Nine Subversive Travel Books
Travel Books: Thomas Kohnstamm celebrates books that really rocked the boat
01.12.10 | 12:17 PM ET
Take a spin through the travel section at your average Barnes & Noble and you’ll be confronted with memoirs about learning to cook Italian comfort food under the tutelage of a wisecracking Tuscan grandmother, a meditation or 12 on rediscovering romance in the shadow of the Eiffel Tower and stories about how weird China is—written by monolingual, white Americans.
ALSO SEE: Nine Subversive Travel Novels
The mainstream travel genre does indeed favor saccharine escapism. And there is nothing wrong with upbeat armchair travel. But non-fiction travel writing can also be so much more. Travel writing has long been a source of subversive thought and an incisive commentary about mankind and the world around us. Here are nine titles that have really rocked the boat.

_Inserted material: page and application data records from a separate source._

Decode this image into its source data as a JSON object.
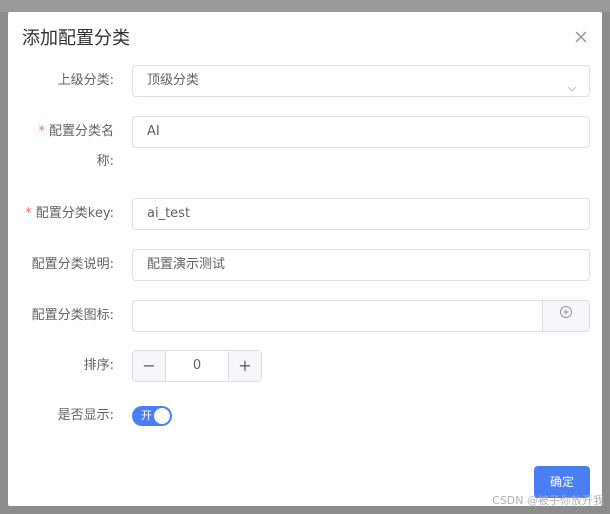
{
  "dialog": {
    "title": "添加配置分类"
  },
  "form": {
    "parent": {
      "label": "上级分类:",
      "value": "顶级分类"
    },
    "name": {
      "required_mark": "*",
      "label_line1": "配置分类名",
      "label_line2": "称:",
      "value": "AI"
    },
    "key": {
      "required_mark": "*",
      "label": "配置分类key:",
      "value": "ai_test"
    },
    "desc": {
      "label": "配置分类说明:",
      "value": "配置演示测试"
    },
    "icon": {
      "label": "配置分类图标:",
      "value": ""
    },
    "sort": {
      "label": "排序:",
      "minus": "−",
      "value": "0",
      "plus": "+"
    },
    "show": {
      "label": "是否显示:",
      "switch_text": "开",
      "on": true
    }
  },
  "footer": {
    "confirm_label": "确定"
  },
  "watermark": "CSDN @被子你放开我",
  "colors": {
    "primary": "#4a7ef5",
    "required": "#f56c6c",
    "border": "#dcdfe6"
  }
}
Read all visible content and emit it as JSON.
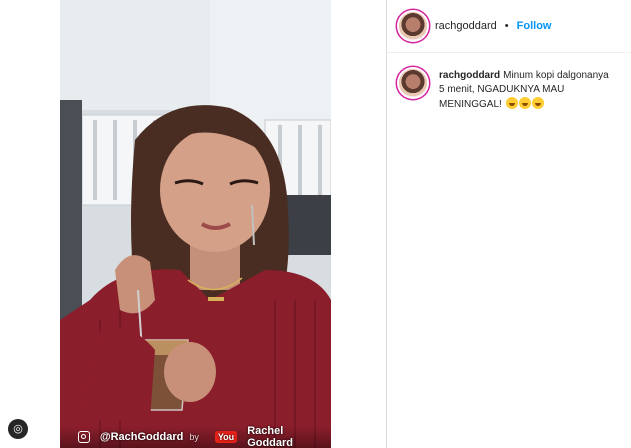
{
  "post": {
    "username": "rachgoddard",
    "separator": "•",
    "follow_label": "Follow"
  },
  "caption": {
    "username": "rachgoddard",
    "text": "Minum kopi dalgonanya 5 menit, NGADUKNYA MAU MENINGGAL!",
    "emojis": [
      "grinning-face-with-sweat",
      "grinning-face-with-sweat",
      "grinning-face-with-sweat"
    ]
  },
  "media": {
    "instagram_handle": "@RachGoddard",
    "by_text": "by",
    "youtube_logo_text": "You",
    "youtube_name": "Rachel Goddard"
  },
  "icons": {
    "left_badge": "instagram-icon"
  },
  "colors": {
    "follow": "#0095f6",
    "sweater": "#8b1e2b",
    "text": "#262626"
  }
}
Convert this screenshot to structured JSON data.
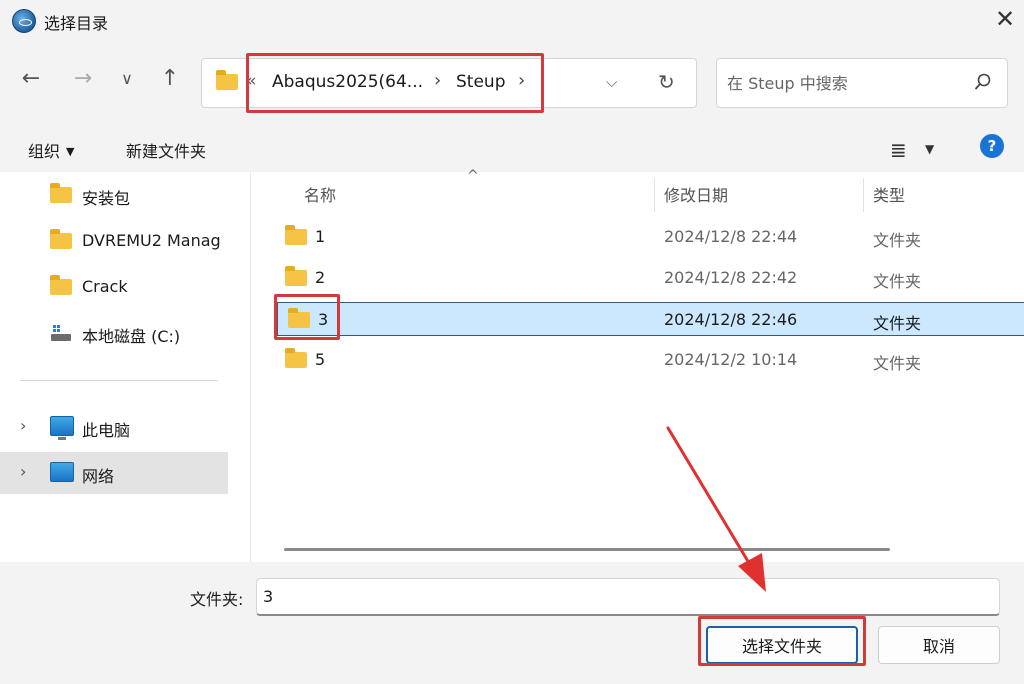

‘The Motorcycle Diaries’ by Ernesto ‘Che’ Guevara
Since exceedingly successful capitalists like Britney and Jay-Z donned Che T-shirts (not to mention millionaire Mike Tyson’s Che tattoo), it’s become trite to use Guevara as an example of anything seriously subversive. However, Guevara’s youthful Motorcycle Diaries is rebellious in ways that are not immediately obvious. This travelogue shows Ernesto the Medical Student developing a sense of Pan-Latin Americanism that fuses the interests of indigenous Andean peasants with traditional adversaries like upper-middle-class Argentine intellectuals (i.e. Guevara). The book ventures a unified regional opposition to U.S. hegemony and global capitalism’s sometimes ravaging effects on Latin America.
‘The Art of Travel’ by Alain de Botton
Like many of de Botton’s books, The Art of Travel dissects a popular theme (travel) and gives you iconoclastic philosophy 101. This series of essays argues, perhaps correctly, that most people don’t enjoy travel as much as they do anticipating it or reflecting upon it. He also explores our motivations for travel and how travel does or does not actually fulfill our expectations. This book is not outwardly subversive, but it inspires readers to consider who they are, how they relate to place and—once all romantic notions and delusions are stripped away—the actual purpose and effect of travel.
‘A Lady’s Life in the Rocky Mountains’ by Isabella Bird
The British explorer Isabella Bird was an invalid whose doctor recommended fresh air. She took that literally, and spent most of the next 40 years on a solo world tour. A Lady’s Life in the Rocky Mountains, from 1879, is a volume of letters detailing Bird’s perilous and sometimes hilarious horseback exploration of the Wild West, as well as her chaste (or so she says) romance with a one-eyed outlaw, “Mountain Jim.” Maria Dahvana Headley says “Bird completely won my heart when she ascends Colorado’s Longs Peak in freezing temperatures, wearing a pair of men’s overshoes, and a ‘Hawaiian riding dress’ made of thin wool, and then actually apologizes for her lack of skill as a mountaineer.”
‘The Tourist: A New Theory of the Leisure Class’ by Dean MacCannell
If de Botton’s “The Art of Travel” is the intro course to contrarian travel philosophy, then UC Davis professor Dean MacCannell’s The Tourist is the master class. It is true that his evaluation of the semiotics of tourism will never appeal to the average reader in quite the same way as “Under the Tuscan Sun,” but MacCannell uses tourism as a prism through which to explore an ethnography of modernity and modern values—and he manages to make the text accessible and entertaining regardless of the density of the subject matter. He explores such concepts as the commodification of culture, consumption of tourism markers, staged authenticity and the alienation of labor which forces us abroad in search of deeper meaning.
‘Across Asia on the Cheap’ by Tony Wheeler and Maureen Wheeler
Asia’s overland Hippie Trail was already a well-worn counterculture experience by the time recent business school grad Tony Wheeler and his wife Maureen published Across Asia on the Cheap in 1973. However, the guidebook broke ground by mainstreaming the globalized backpacker counterculture at the polarized height of the Cold War. Moreover, it brought a DIY aesthetic and strong opinions to the travel guidebook genre. The lasting effect was that the book (and its subsequent series) constituted an easy entrée to alternative, independent travel that could be devoured by the masses.